• **Listed records**:
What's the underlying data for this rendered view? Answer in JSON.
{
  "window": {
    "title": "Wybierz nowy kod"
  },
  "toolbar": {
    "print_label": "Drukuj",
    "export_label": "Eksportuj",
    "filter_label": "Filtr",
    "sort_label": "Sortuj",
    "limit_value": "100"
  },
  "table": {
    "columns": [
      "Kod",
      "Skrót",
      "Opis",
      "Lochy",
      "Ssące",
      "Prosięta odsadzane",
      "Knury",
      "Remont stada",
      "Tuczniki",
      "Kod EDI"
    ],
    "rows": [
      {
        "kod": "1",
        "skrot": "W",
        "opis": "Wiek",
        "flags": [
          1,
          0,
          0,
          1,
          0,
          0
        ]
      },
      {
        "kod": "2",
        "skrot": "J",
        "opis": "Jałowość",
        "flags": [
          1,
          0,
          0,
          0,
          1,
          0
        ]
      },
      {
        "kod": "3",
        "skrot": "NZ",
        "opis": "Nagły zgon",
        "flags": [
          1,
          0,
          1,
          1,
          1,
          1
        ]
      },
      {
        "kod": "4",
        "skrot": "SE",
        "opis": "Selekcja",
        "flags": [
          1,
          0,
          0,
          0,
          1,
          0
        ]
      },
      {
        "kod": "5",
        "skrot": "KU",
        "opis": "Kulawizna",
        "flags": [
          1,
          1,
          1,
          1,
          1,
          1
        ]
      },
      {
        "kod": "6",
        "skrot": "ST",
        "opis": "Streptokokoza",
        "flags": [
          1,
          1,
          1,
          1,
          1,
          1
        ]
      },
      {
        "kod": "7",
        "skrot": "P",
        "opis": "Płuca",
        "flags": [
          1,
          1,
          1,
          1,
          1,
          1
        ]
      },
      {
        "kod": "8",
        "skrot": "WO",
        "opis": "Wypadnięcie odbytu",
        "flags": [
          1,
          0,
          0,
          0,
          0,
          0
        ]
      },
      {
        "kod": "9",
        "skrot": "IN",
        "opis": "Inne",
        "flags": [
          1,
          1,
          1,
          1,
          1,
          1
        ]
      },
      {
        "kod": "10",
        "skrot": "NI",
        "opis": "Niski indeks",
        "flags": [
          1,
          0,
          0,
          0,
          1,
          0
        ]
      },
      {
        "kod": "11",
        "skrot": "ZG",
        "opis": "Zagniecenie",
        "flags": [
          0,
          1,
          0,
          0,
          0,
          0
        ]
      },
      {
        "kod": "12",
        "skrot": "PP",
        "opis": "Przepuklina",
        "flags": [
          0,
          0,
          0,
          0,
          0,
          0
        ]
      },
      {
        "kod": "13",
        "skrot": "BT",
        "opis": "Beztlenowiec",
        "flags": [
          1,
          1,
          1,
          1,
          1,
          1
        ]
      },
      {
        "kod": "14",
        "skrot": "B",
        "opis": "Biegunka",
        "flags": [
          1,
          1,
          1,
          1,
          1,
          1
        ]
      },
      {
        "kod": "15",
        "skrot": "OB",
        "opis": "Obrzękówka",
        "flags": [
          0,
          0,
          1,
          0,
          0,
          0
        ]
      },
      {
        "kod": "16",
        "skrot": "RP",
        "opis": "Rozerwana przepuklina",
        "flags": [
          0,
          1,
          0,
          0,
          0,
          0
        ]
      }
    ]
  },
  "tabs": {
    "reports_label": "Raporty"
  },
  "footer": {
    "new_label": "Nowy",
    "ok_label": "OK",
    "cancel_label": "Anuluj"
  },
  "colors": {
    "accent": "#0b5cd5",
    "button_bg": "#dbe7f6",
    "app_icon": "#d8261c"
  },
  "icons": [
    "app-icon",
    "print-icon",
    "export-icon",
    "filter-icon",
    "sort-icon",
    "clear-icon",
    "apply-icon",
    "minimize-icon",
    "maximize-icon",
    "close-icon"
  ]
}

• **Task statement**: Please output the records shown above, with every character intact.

• **Response**:
What's the underlying data for this rendered view? Answer in JSON.
{
  "window": {
    "title": "Wybierz nowy kod"
  },
  "toolbar": {
    "print_label": "Drukuj",
    "export_label": "Eksportuj",
    "filter_label": "Filtr",
    "sort_label": "Sortuj",
    "limit_value": "100"
  },
  "table": {
    "columns": [
      "Kod",
      "Skrót",
      "Opis",
      "Lochy",
      "Ssące",
      "Prosięta odsadzane",
      "Knury",
      "Remont stada",
      "Tuczniki",
      "Kod EDI"
    ],
    "rows": [
      {
        "kod": "1",
        "skrot": "W",
        "opis": "Wiek",
        "flags": [
          1,
          0,
          0,
          1,
          0,
          0
        ]
      },
      {
        "kod": "2",
        "skrot": "J",
        "opis": "Jałowość",
        "flags": [
          1,
          0,
          0,
          0,
          1,
          0
        ]
      },
      {
        "kod": "3",
        "skrot": "NZ",
        "opis": "Nagły zgon",
        "flags": [
          1,
          0,
          1,
          1,
          1,
          1
        ]
      },
      {
        "kod": "4",
        "skrot": "SE",
        "opis": "Selekcja",
        "flags": [
          1,
          0,
          0,
          0,
          1,
          0
        ]
      },
      {
        "kod": "5",
        "skrot": "KU",
        "opis": "Kulawizna",
        "flags": [
          1,
          1,
          1,
          1,
          1,
          1
        ]
      },
      {
        "kod": "6",
        "skrot": "ST",
        "opis": "Streptokokoza",
        "flags": [
          1,
          1,
          1,
          1,
          1,
          1
        ]
      },
      {
        "kod": "7",
        "skrot": "P",
        "opis": "Płuca",
        "flags": [
          1,
          1,
          1,
          1,
          1,
          1
        ]
      },
      {
        "kod": "8",
        "skrot": "WO",
        "opis": "Wypadnięcie odbytu",
        "flags": [
          1,
          0,
          0,
          0,
          0,
          0
        ]
      },
      {
        "kod": "9",
        "skrot": "IN",
        "opis": "Inne",
        "flags": [
          1,
          1,
          1,
          1,
          1,
          1
        ]
      },
      {
        "kod": "10",
        "skrot": "NI",
        "opis": "Niski indeks",
        "flags": [
          1,
          0,
          0,
          0,
          1,
          0
        ]
      },
      {
        "kod": "11",
        "skrot": "ZG",
        "opis": "Zagniecenie",
        "flags": [
          0,
          1,
          0,
          0,
          0,
          0
        ]
      },
      {
        "kod": "12",
        "skrot": "PP",
        "opis": "Przepuklina",
        "flags": [
          0,
          0,
          0,
          0,
          0,
          0
        ]
      },
      {
        "kod": "13",
        "skrot": "BT",
        "opis": "Beztlenowiec",
        "flags": [
          1,
          1,
          1,
          1,
          1,
          1
        ]
      },
      {
        "kod": "14",
        "skrot": "B",
        "opis": "Biegunka",
        "flags": [
          1,
          1,
          1,
          1,
          1,
          1
        ]
      },
      {
        "kod": "15",
        "skrot": "OB",
        "opis": "Obrzękówka",
        "flags": [
          0,
          0,
          1,
          0,
          0,
          0
        ]
      },
      {
        "kod": "16",
        "skrot": "RP",
        "opis": "Rozerwana przepuklina",
        "flags": [
          0,
          1,
          0,
          0,
          0,
          0
        ]
      }
    ]
  },
  "tabs": {
    "reports_label": "Raporty"
  },
  "footer": {
    "new_label": "Nowy",
    "ok_label": "OK",
    "cancel_label": "Anuluj"
  },
  "colors": {
    "accent": "#0b5cd5",
    "button_bg": "#dbe7f6",
    "app_icon": "#d8261c"
  },
  "icons": [
    "app-icon",
    "print-icon",
    "export-icon",
    "filter-icon",
    "sort-icon",
    "clear-icon",
    "apply-icon",
    "minimize-icon",
    "maximize-icon",
    "close-icon"
  ]
}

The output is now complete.